5 Priya Gauttam, Bawa Singh, and Jaspal Kaur, “COVID-19 and Chinese Global Health Diplomacy: Geopolitical Opportunity for China’s Hegemony?” Millennial Asia 11, no. 3 (2020), 318–340, available at <https://doi.org/10.1177/0976399620959771>.
6 Lennart DoDoo, “Medical Diplomacy to Face the Global Health Challenges: A Case Study of COVID 19,” Front Page Africa (Monrovia), March 23, 2020, available at <https://frontpageafricaonline.com/opinion/commentary/medical-diplomacy-to-face-the-global-health-challenges-a-case-study-of-covid-19/>.
7 Ho, “China’s Strategic Objectives in a Post COVID-19 World.”
8 R. Maxwell Bone and Ferdinando Cinotto, “China’s Multifaceted COVID-19 Diplomacy Across Africa,” The Diplomat, November 2, 2020, available at <https://thediplomat.com/2020/11/chinas-multifaceted-covid-19-diplomacy-across-africa/>.
10 Richard Wike, Janell Fetterolf, and Mara Mordecai, U.S. Image Plummets Internationally as Most Say Country Has Handled Coronavirus Badly (Washington, DC: Pew Research Center, September 15, 2020).

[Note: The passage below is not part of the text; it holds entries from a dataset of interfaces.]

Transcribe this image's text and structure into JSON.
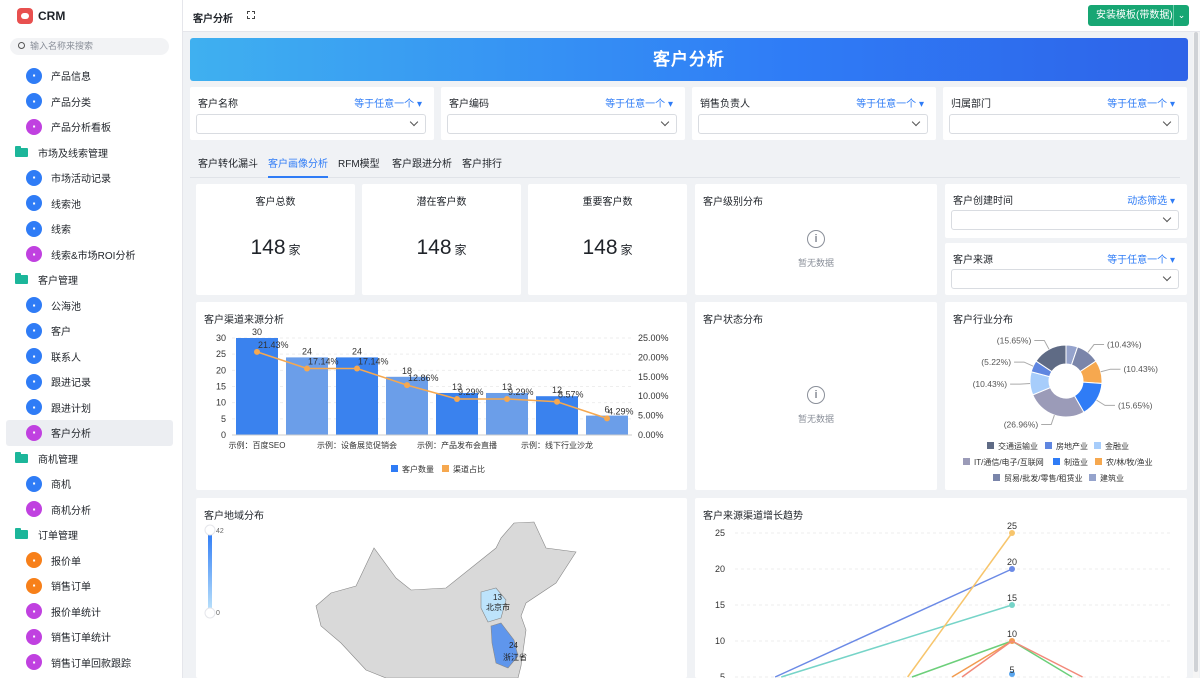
{
  "app": {
    "brand": "CRM",
    "search_placeholder": "输入名称来搜索",
    "page_title": "客户分析",
    "install_button": "安装模板(带数据)"
  },
  "sidebar": {
    "items": [
      {
        "type": "child",
        "label": "产品信息",
        "icon": "document-icon",
        "color": "#2f7cf6"
      },
      {
        "type": "child",
        "label": "产品分类",
        "icon": "bookmark-icon",
        "color": "#2f7cf6"
      },
      {
        "type": "child",
        "label": "产品分析看板",
        "icon": "dashboard-icon",
        "color": "#c041e0"
      },
      {
        "type": "group",
        "label": "市场及线索管理",
        "icon": "folder-icon"
      },
      {
        "type": "child",
        "label": "市场活动记录",
        "icon": "document-icon",
        "color": "#2f7cf6"
      },
      {
        "type": "child",
        "label": "线索池",
        "icon": "pool-icon",
        "color": "#2f7cf6"
      },
      {
        "type": "child",
        "label": "线索",
        "icon": "lead-icon",
        "color": "#2f7cf6"
      },
      {
        "type": "child",
        "label": "线索&市场ROI分析",
        "icon": "dashboard-icon",
        "color": "#c041e0"
      },
      {
        "type": "group",
        "label": "客户管理",
        "icon": "folder-icon"
      },
      {
        "type": "child",
        "label": "公海池",
        "icon": "users-icon",
        "color": "#2f7cf6"
      },
      {
        "type": "child",
        "label": "客户",
        "icon": "user-icon",
        "color": "#2f7cf6"
      },
      {
        "type": "child",
        "label": "联系人",
        "icon": "contact-icon",
        "color": "#2f7cf6"
      },
      {
        "type": "child",
        "label": "跟进记录",
        "icon": "document-icon",
        "color": "#2f7cf6"
      },
      {
        "type": "child",
        "label": "跟进计划",
        "icon": "document-icon",
        "color": "#2f7cf6"
      },
      {
        "type": "child",
        "label": "客户分析",
        "icon": "dashboard-icon",
        "color": "#c041e0",
        "active": true
      },
      {
        "type": "group",
        "label": "商机管理",
        "icon": "folder-icon"
      },
      {
        "type": "child",
        "label": "商机",
        "icon": "opportunity-icon",
        "color": "#2f7cf6"
      },
      {
        "type": "child",
        "label": "商机分析",
        "icon": "dashboard-icon",
        "color": "#c041e0"
      },
      {
        "type": "group",
        "label": "订单管理",
        "icon": "folder-icon"
      },
      {
        "type": "child",
        "label": "报价单",
        "icon": "send-icon",
        "color": "#f7801a"
      },
      {
        "type": "child",
        "label": "销售订单",
        "icon": "order-icon",
        "color": "#f7801a"
      },
      {
        "type": "child",
        "label": "报价单统计",
        "icon": "dashboard-icon",
        "color": "#c041e0"
      },
      {
        "type": "child",
        "label": "销售订单统计",
        "icon": "dashboard-icon",
        "color": "#c041e0"
      },
      {
        "type": "child",
        "label": "销售订单回款跟踪",
        "icon": "dashboard-icon",
        "color": "#c041e0"
      }
    ]
  },
  "banner": {
    "title": "客户分析"
  },
  "filters": [
    {
      "label": "客户名称",
      "op": "等于任意一个"
    },
    {
      "label": "客户编码",
      "op": "等于任意一个"
    },
    {
      "label": "销售负责人",
      "op": "等于任意一个"
    },
    {
      "label": "归属部门",
      "op": "等于任意一个"
    }
  ],
  "tabs": [
    {
      "label": "客户转化漏斗"
    },
    {
      "label": "客户画像分析",
      "active": true
    },
    {
      "label": "RFM模型"
    },
    {
      "label": "客户跟进分析"
    },
    {
      "label": "客户排行"
    }
  ],
  "stats": [
    {
      "title": "客户总数",
      "value": "148",
      "unit": "家"
    },
    {
      "title": "潜在客户数",
      "value": "148",
      "unit": "家"
    },
    {
      "title": "重要客户数",
      "value": "148",
      "unit": "家"
    }
  ],
  "level_card": {
    "title": "客户级别分布",
    "empty": "暂无数据"
  },
  "side_filters": [
    {
      "label": "客户创建时间",
      "op": "动态筛选"
    },
    {
      "label": "客户来源",
      "op": "等于任意一个"
    }
  ],
  "status_card": {
    "title": "客户状态分布",
    "empty": "暂无数据"
  },
  "map_card": {
    "title": "客户地域分布",
    "scale_max": "42",
    "scale_min": "0",
    "regions": [
      {
        "name": "北京市",
        "value": "13"
      },
      {
        "name": "浙江省",
        "value": "24"
      }
    ]
  },
  "chart_data": [
    {
      "type": "bar",
      "title": "客户渠道来源分析",
      "categories": [
        "示例：百度SEO",
        "",
        "示例：设备展览促销会",
        "",
        "示例：产品发布会直播",
        "",
        "示例：线下行业沙龙",
        ""
      ],
      "series": [
        {
          "name": "客户数量",
          "values": [
            30,
            24,
            24,
            18,
            13,
            13,
            12,
            6
          ],
          "color": "#2f7cf6"
        },
        {
          "name": "渠道占比",
          "values": [
            21.43,
            17.14,
            17.14,
            12.86,
            9.29,
            9.29,
            8.57,
            4.29
          ],
          "labels": [
            "21.43%",
            "17.14%",
            "17.14%",
            "12.86%",
            "9.29%",
            "9.29%",
            "8.57%",
            "4.29%"
          ],
          "color": "#f6a84f",
          "axis": "right"
        }
      ],
      "ylim": [
        0,
        30
      ],
      "yticks": [
        "0",
        "5",
        "10",
        "15",
        "20",
        "25",
        "30"
      ],
      "y2lim": [
        0,
        25
      ],
      "y2ticks": [
        "0.00%",
        "5.00%",
        "10.00%",
        "15.00%",
        "20.00%",
        "25.00%"
      ],
      "legend": "bottom"
    },
    {
      "type": "pie",
      "title": "客户行业分布",
      "slices": [
        {
          "name": "建筑业",
          "value": 5.22,
          "label": "",
          "color": "#95a3cc"
        },
        {
          "name": "贸易/批发/零售/租赁业",
          "value": 10.43,
          "label": "(10.43%)",
          "color": "#7a85aa"
        },
        {
          "name": "农/林/牧/渔业",
          "value": 10.43,
          "label": "(10.43%)",
          "color": "#f6a84f"
        },
        {
          "name": "制造业",
          "value": 15.65,
          "label": "(15.65%)",
          "color": "#2f7cf6"
        },
        {
          "name": "IT/通信/电子/互联网",
          "value": 26.96,
          "label": "(26.96%)",
          "color": "#9b9bb8"
        },
        {
          "name": "金融业",
          "value": 10.43,
          "label": "(10.43%)",
          "color": "#a7cdfb"
        },
        {
          "name": "房地产业",
          "value": 5.22,
          "label": "(5.22%)",
          "color": "#5f86e0"
        },
        {
          "name": "交通运输业",
          "value": 15.65,
          "label": "(15.65%)",
          "color": "#5f6b85"
        }
      ],
      "legend_order": [
        "交通运输业",
        "房地产业",
        "金融业",
        "IT/通信/电子/互联网",
        "制造业",
        "农/林/牧/渔业",
        "贸易/批发/零售/租赁业",
        "建筑业"
      ],
      "legend": "bottom"
    },
    {
      "type": "line",
      "title": "客户来源渠道增长趋势",
      "ylim": [
        0,
        25
      ],
      "yticks": [
        "5",
        "10",
        "15",
        "20",
        "25"
      ],
      "series": [
        {
          "values": [
            4.8,
            12.4,
            20
          ],
          "color": "#6b8ae6",
          "labels": [
            null,
            null,
            "20"
          ]
        },
        {
          "values": [
            4.6,
            9.8,
            15
          ],
          "color": "#76d4c8",
          "labels": [
            null,
            null,
            "15"
          ]
        },
        {
          "values": [
            null,
            2,
            25
          ],
          "color": "#f7c56c",
          "labels": [
            null,
            null,
            "25"
          ]
        },
        {
          "values": [
            null,
            4,
            10,
            0
          ],
          "color": "#6ccf7a"
        },
        {
          "values": [
            null,
            0,
            10
          ],
          "color": "#f29b4f",
          "labels": [
            null,
            null,
            "10"
          ]
        },
        {
          "values": [
            null,
            -2,
            10,
            1.5
          ],
          "color": "#f28a7a"
        },
        {
          "values": [
            null,
            null,
            5
          ],
          "color": "#5aa7f0",
          "labels": [
            null,
            null,
            "5"
          ]
        }
      ]
    }
  ]
}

11 Interim National Security Strategic Guidance, 11.
12 “Ebola: From Recovery to Self-Reliance,” U.S. Agency for International Development, April 16, 2021, available at <https://www.usaid.gov/ebola>.
13 Wike, Fetterolf, and Mordecai, U.S. Image Plummets Internationally.
15 General Stephen J. Townsend, USA, Commander, U.S. Africa Command, Statement Before the House Armed Services Committee, Africa: Securing U.S. Interests, Preserving Strategic Options, 117th Cong., 1st sess., April 20, 2021, available at <https://www.africom.mil/document/33691/usafricom-statement-for-record-hasc-20-apr-2021-gen-townsendpdf>.
16 Wike, Fetterolf, and Mordecai, U.S. Image Plummets Internationally.
17 Karen DeYoung, “Samantha Power Wants to Restore U.S. Prestige by Getting American-Made Vaccines ‘into Arms’ Around the World,” Washington Post, May 11, 2021.
18 Interim National Security Strategic Guidance, 10–11.
19 Townsend, Africa.